deed of conveyance did not recite any earlier deed and
only stated that the house had been 'for many years'
parish property. (fn. 76)
In 1613-14 the four overseers spent £6 16s. 11d.
on poor relief, making grants of money, paying rents,
and supplying wood. (fn. 77) By 1680 disbursements had
risen to some £30-£40 a year. There was a steady
increase throughout the 18th century, £200 being
reached in 1761 and £300 in 1781. By 1801-2 expenditure had risen to £863 and it averaged about £800
between 1810 and 1822. The division of expenditure
between the hamlets and the main body of the parish
varied considerably but usually approximated to their
respective proportions of the rateable assessment. The
parish overseer accounted for about half the expenditure: in 1801-2, for example, his expenses amounted
to £455, those of the Thornwood overseer to £237 14s.
and of the Hastingwood overseer to £170 11s. The

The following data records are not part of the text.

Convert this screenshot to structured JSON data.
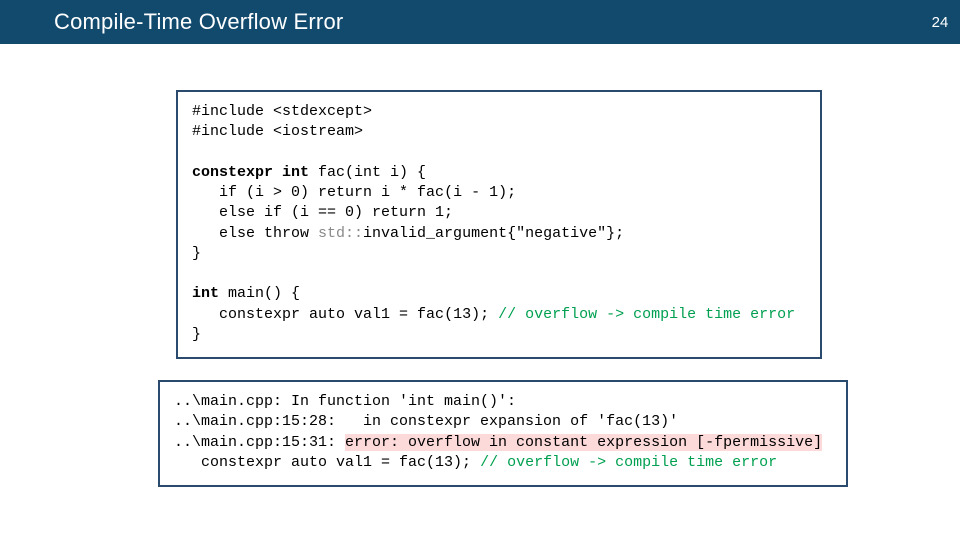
{
  "page": {
    "number": "24"
  },
  "title": "Compile-Time Overflow Error",
  "code": {
    "inc1": "#include <stdexcept>",
    "inc2": "#include <iostream>",
    "fac_sig_pre": "constexpr int ",
    "fac_sig_name": "fac",
    "fac_sig_post": "(int i) {",
    "fac_l1_pre": "   if (i > 0) return i * ",
    "fac_l1_call": "fac",
    "fac_l1_post": "(i - 1);",
    "fac_l2": "   else if (i == 0) return 1;",
    "fac_l3_pre": "   else throw ",
    "fac_l3_grey": "std::",
    "fac_l3_post": "invalid_argument{\"negative\"};",
    "fac_close": "}",
    "main_sig_pre": "int ",
    "main_sig_name": "main",
    "main_sig_post": "() {",
    "main_l1_pre": "   constexpr auto val1 = ",
    "main_l1_call": "fac",
    "main_l1_post": "(13); ",
    "main_l1_comment": "// overflow -> compile time error",
    "main_close": "}"
  },
  "output": {
    "l1": "..\\main.cpp: In function 'int main()':",
    "l2": "..\\main.cpp:15:28:   in constexpr expansion of 'fac(13)'",
    "l3_pre": "..\\main.cpp:15:31: ",
    "l3_err": "error: overflow in constant expression [-fpermissive]",
    "l4_pre": "   constexpr auto val1 = fac(13); ",
    "l4_comment": "// overflow -> compile time error"
  }
}
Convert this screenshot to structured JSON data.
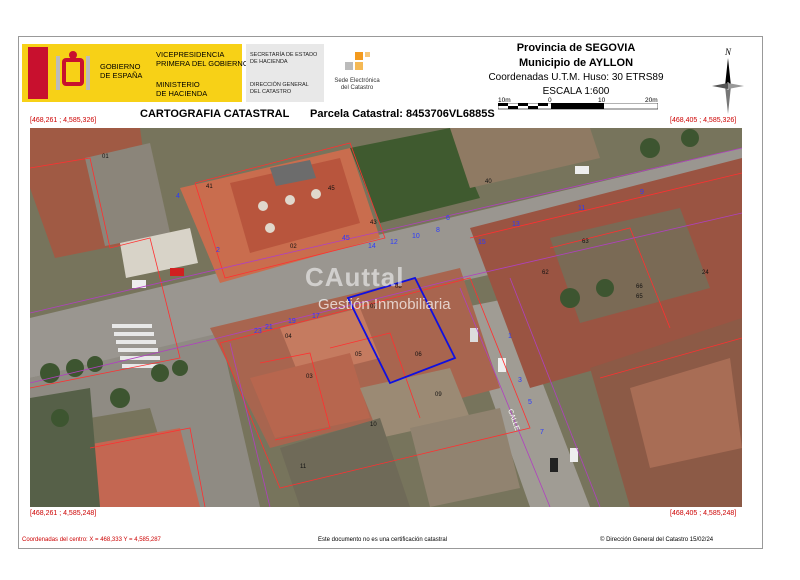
{
  "header": {
    "gobierno": [
      "GOBIERNO",
      "DE ESPAÑA"
    ],
    "vicepresidencia": [
      "VICEPRESIDENCIA",
      "PRIMERA DEL GOBIERNO"
    ],
    "ministerio": [
      "MINISTERIO",
      "DE HACIENDA"
    ],
    "secretaria": [
      "SECRETARÍA DE ESTADO",
      "DE HACIENDA"
    ],
    "direccion": [
      "DIRECCIÓN GENERAL",
      "DEL CATASTRO"
    ],
    "sede": [
      "Sede Electrónica",
      "del Catastro"
    ],
    "provincia": "Provincia de SEGOVIA",
    "municipio": "Municipio de AYLLON",
    "coordenadas": "Coordenadas U.T.M. Huso: 30 ETRS89",
    "escala": "ESCALA 1:600",
    "scale_ticks": [
      "10m",
      "0",
      "10",
      "20m"
    ],
    "north": "N",
    "cartografia": "CARTOGRAFIA CATASTRAL",
    "parcela": "Parcela Catastral: 8453706VL6885S"
  },
  "corners": {
    "tl": "[468,261 ; 4,585,326]",
    "tr": "[468,405 ; 4,585,326]",
    "bl": "[468,261 ; 4,585,248]",
    "br": "[468,405 ; 4,585,248]"
  },
  "map": {
    "watermark_1": "CAuttal",
    "watermark_2": "Gestión Inmobiliaria",
    "street_numbers": [
      "21",
      "23",
      "19",
      "17",
      "15",
      "13",
      "11",
      "9",
      "14",
      "12",
      "10",
      "8",
      "6",
      "4",
      "2",
      "3",
      "5",
      "7",
      "1",
      "45"
    ],
    "parcel_labels": [
      "01",
      "02",
      "03",
      "04",
      "05",
      "06",
      "07",
      "08",
      "09",
      "10",
      "11",
      "62",
      "63",
      "65",
      "66",
      "24",
      "40",
      "41",
      "43",
      "45"
    ],
    "street_name": "CALLE"
  },
  "footer": {
    "center_coords": "Coordenadas del centro: X = 468,333 Y = 4,585,287",
    "no_cert": "Este documento no es una certificación catastral",
    "copyright": "© Dirección General del Catastro 15/02/24"
  },
  "colors": {
    "gob_yellow": "#f7d117",
    "red_coord": "#cc0000",
    "parcel_line": "#0000cc",
    "roof_red": "#b8553d"
  }
}
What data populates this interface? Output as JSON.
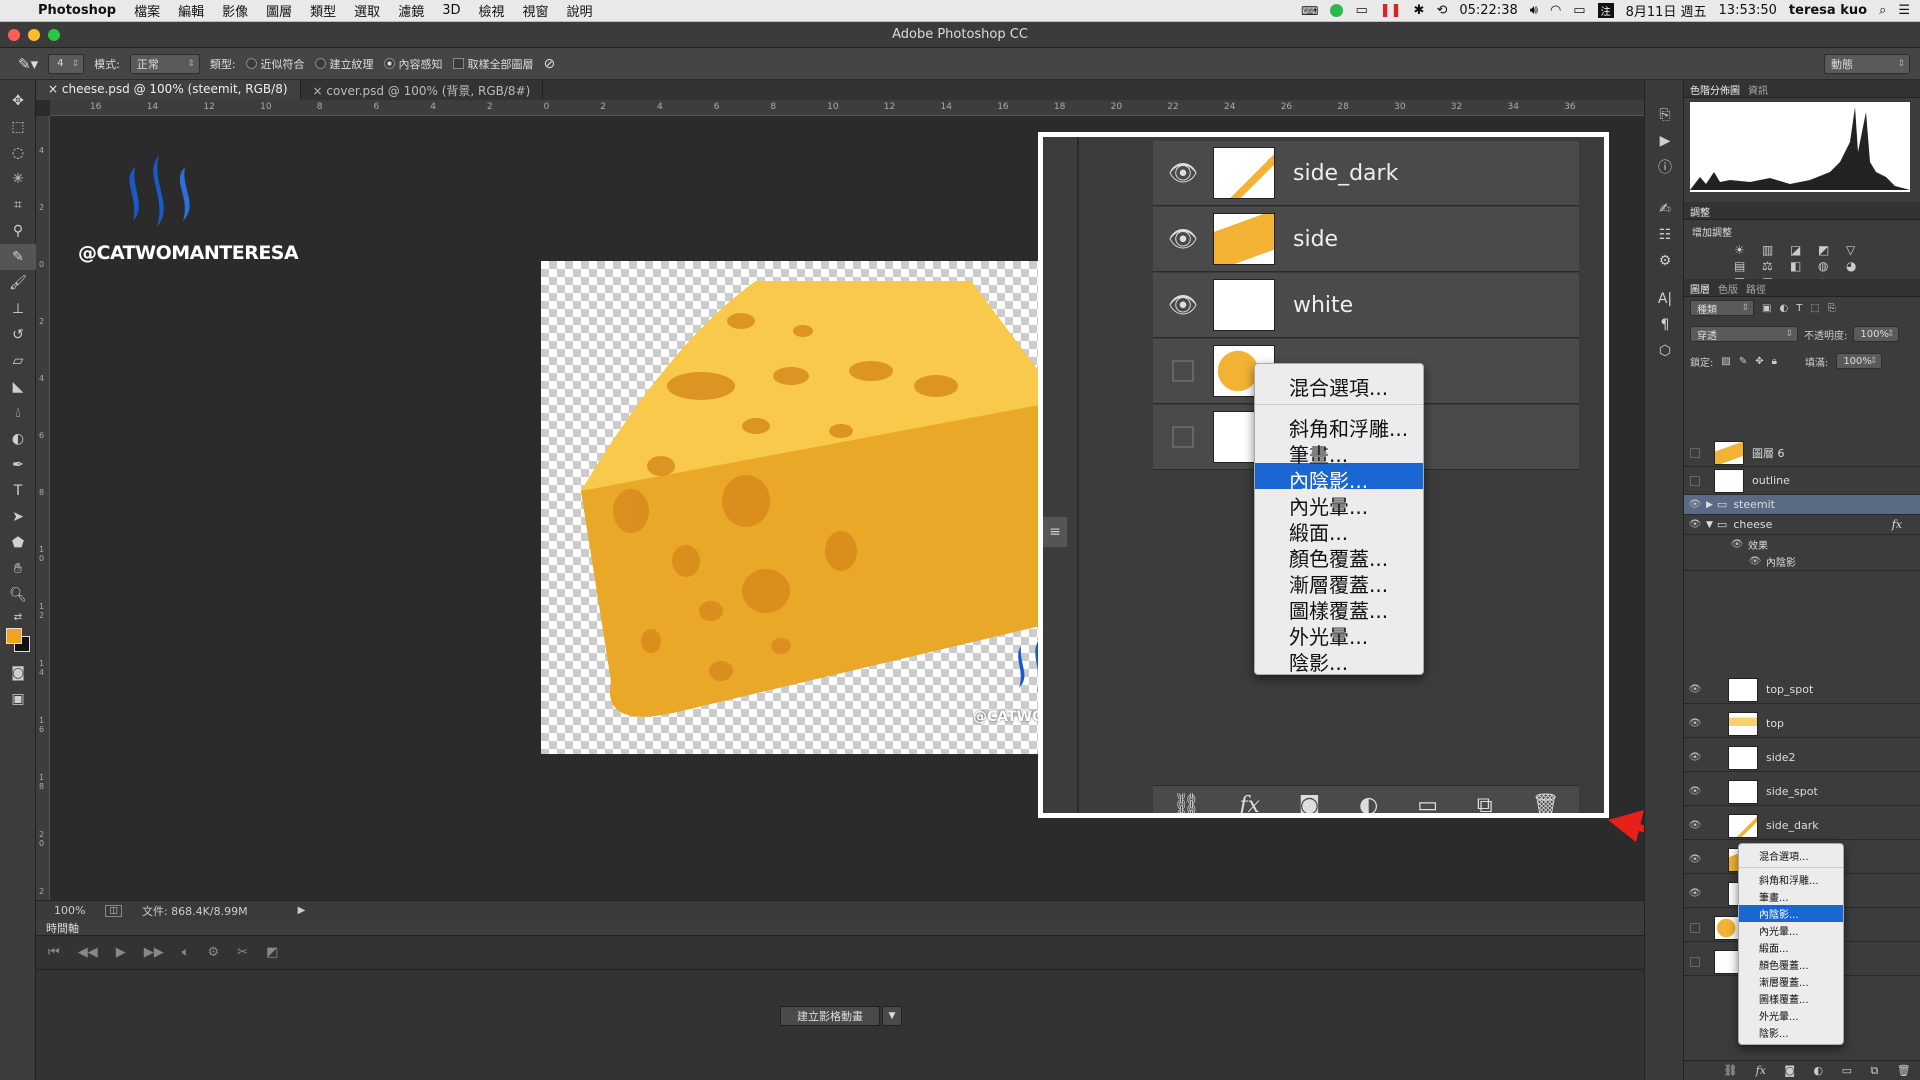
{
  "menubar": {
    "apple": "",
    "app_name": "Photoshop",
    "items": [
      "檔案",
      "編輯",
      "影像",
      "圖層",
      "類型",
      "選取",
      "濾鏡",
      "3D",
      "檢視",
      "視窗",
      "說明"
    ],
    "time_left": "05:22:38",
    "date": "8月11日 週五",
    "clock": "13:53:50",
    "user": "teresa kuo"
  },
  "window": {
    "title": "Adobe Photoshop CC"
  },
  "options": {
    "brush_size": "4",
    "mode_label": "模式:",
    "mode_value": "正常",
    "type_label": "類型:",
    "type_options": [
      {
        "label": "近似符合",
        "selected": false
      },
      {
        "label": "建立紋理",
        "selected": false
      },
      {
        "label": "內容感知",
        "selected": true
      }
    ],
    "sample_all": "取樣全部圖層",
    "workspace": "動態"
  },
  "tabs": [
    {
      "label": "cheese.psd @ 100% (steemit, RGB/8)",
      "active": true
    },
    {
      "label": "cover.psd @ 100% (背景, RGB/8#)",
      "active": false
    }
  ],
  "ruler_h": [
    "16",
    "14",
    "12",
    "10",
    "8",
    "6",
    "4",
    "2",
    "0",
    "2",
    "4",
    "6",
    "8",
    "10",
    "12",
    "14",
    "16",
    "18",
    "20",
    "22",
    "24",
    "26",
    "28",
    "30",
    "32",
    "34",
    "36"
  ],
  "ruler_v": [
    "4",
    "2",
    "0",
    "2",
    "4",
    "6",
    "8",
    "1\n0",
    "1\n2",
    "1\n4",
    "1\n6",
    "1\n8",
    "2\n0",
    "2"
  ],
  "watermark": {
    "handle": "@CATWOMANTERESA",
    "partial": "@CATWO"
  },
  "status": {
    "zoom": "100%",
    "doc": "文件: 868.4K/8.99M"
  },
  "timeline": {
    "title": "時間軸",
    "create_button": "建立影格動畫"
  },
  "panels": {
    "histogram_tabs": [
      "色階分佈圖",
      "資訊"
    ],
    "adjust_tab": "調整",
    "adjust_title": "增加調整",
    "layer_tabs": [
      "圖層",
      "色版",
      "路徑"
    ],
    "kind_filter": "種類",
    "blend_mode": "穿透",
    "opacity_label": "不透明度:",
    "opacity": "100%",
    "lock_label": "鎖定:",
    "fill_label": "填滿:",
    "fill": "100%",
    "fx_mark": "fx"
  },
  "layers": [
    {
      "name": "圖層 6",
      "visible": false,
      "selected": false
    },
    {
      "name": "outline",
      "visible": false,
      "selected": false
    },
    {
      "name": "steemit",
      "visible": true,
      "selected": true,
      "folder": true
    },
    {
      "name": "cheese",
      "visible": true,
      "selected": false,
      "folder": true,
      "fx": true
    },
    {
      "name": "效果",
      "visible": true,
      "sub": 1
    },
    {
      "name": "內陰影",
      "visible": true,
      "sub": 2
    },
    {
      "name": "top_spot",
      "visible": true,
      "selected": false
    },
    {
      "name": "top",
      "visible": true,
      "selected": false
    },
    {
      "name": "side2",
      "visible": true,
      "selected": false
    },
    {
      "name": "side_spot",
      "visible": true,
      "selected": false
    },
    {
      "name": "side_dark",
      "visible": true,
      "selected": false
    },
    {
      "name": "side",
      "visible": true,
      "selected": false
    },
    {
      "name": "white",
      "visible": true,
      "selected": false
    }
  ],
  "zoom_layers": [
    "side_dark",
    "side",
    "white"
  ],
  "context_menu": {
    "items": [
      "混合選項...",
      "斜角和浮雕...",
      "筆畫...",
      "內陰影...",
      "內光暈...",
      "緞面...",
      "顏色覆蓋...",
      "漸層覆蓋...",
      "圖樣覆蓋...",
      "外光暈...",
      "陰影..."
    ],
    "highlighted_index": 3
  },
  "colors": {
    "accent": "#1a66d2",
    "cheese": "#f2b233",
    "arrow": "#e8201a",
    "steem_blue": "#1a5ac8"
  }
}
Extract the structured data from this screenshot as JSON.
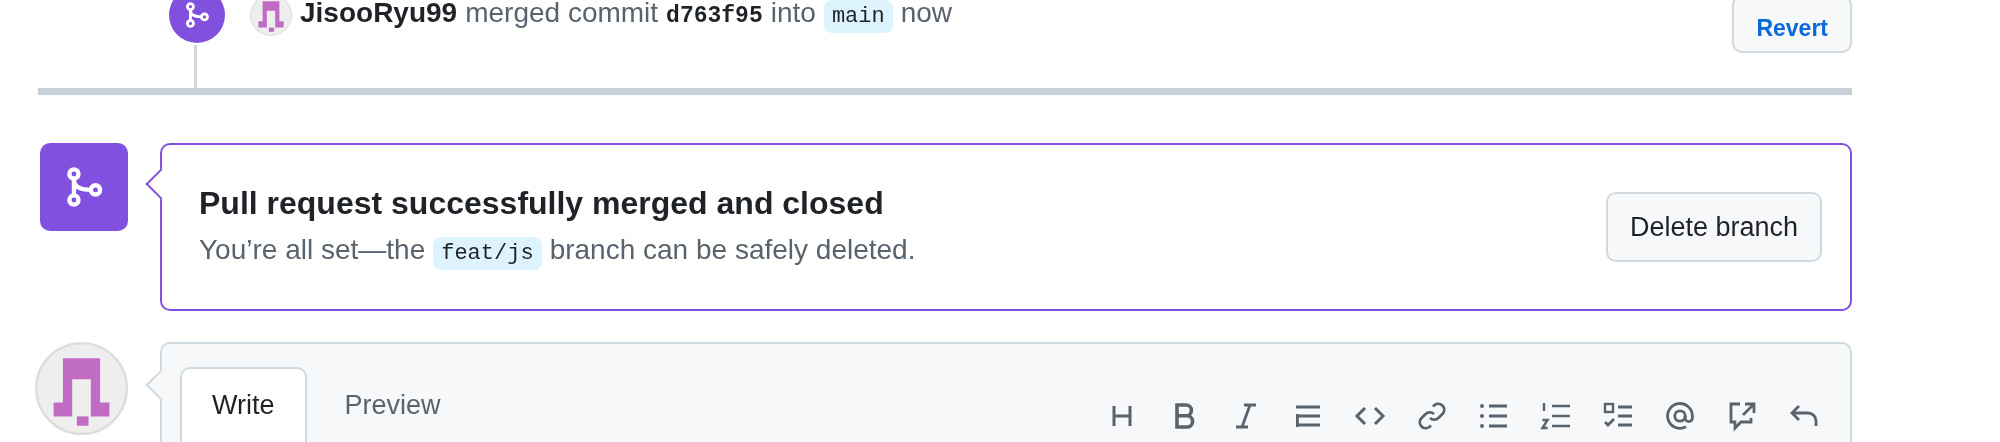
{
  "merge_event": {
    "user": "JisooRyu99",
    "action": "merged commit",
    "commit": "d763f95",
    "connector": "into",
    "branch": "main",
    "time": "now",
    "revert_button": "Revert"
  },
  "merged_notice": {
    "title": "Pull request successfully merged and closed",
    "message_before": "You’re all set—the",
    "branch": "feat/js",
    "message_after": "branch can be safely deleted.",
    "button": "Delete branch"
  },
  "comment_box": {
    "tabs": [
      {
        "label": "Write",
        "selected": true
      },
      {
        "label": "Preview",
        "selected": false
      }
    ]
  }
}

hamlets were not so independent that they were left
to bear the burden of their expenditure alone. The
same rates were levied on all, whatever their share of
the total expenditure, and at the final audit at Easter a
deficit in one account was balanced by the surplus of
another. Usually all overseers had surpluses which
were.paid to the churchwarden to meet his accounts.
Doctors' bills for attending the poor were being paid
from 1738. From 1778 the parish doctor received a
regular salary of 7 guineas a year. North Weald was
one of the parishes which contributed to the Society
for the Promotion of Industry founded in 1794 by
John Conyers of Epping. In 1836 the parish became
part of the Epping Poor Law Union.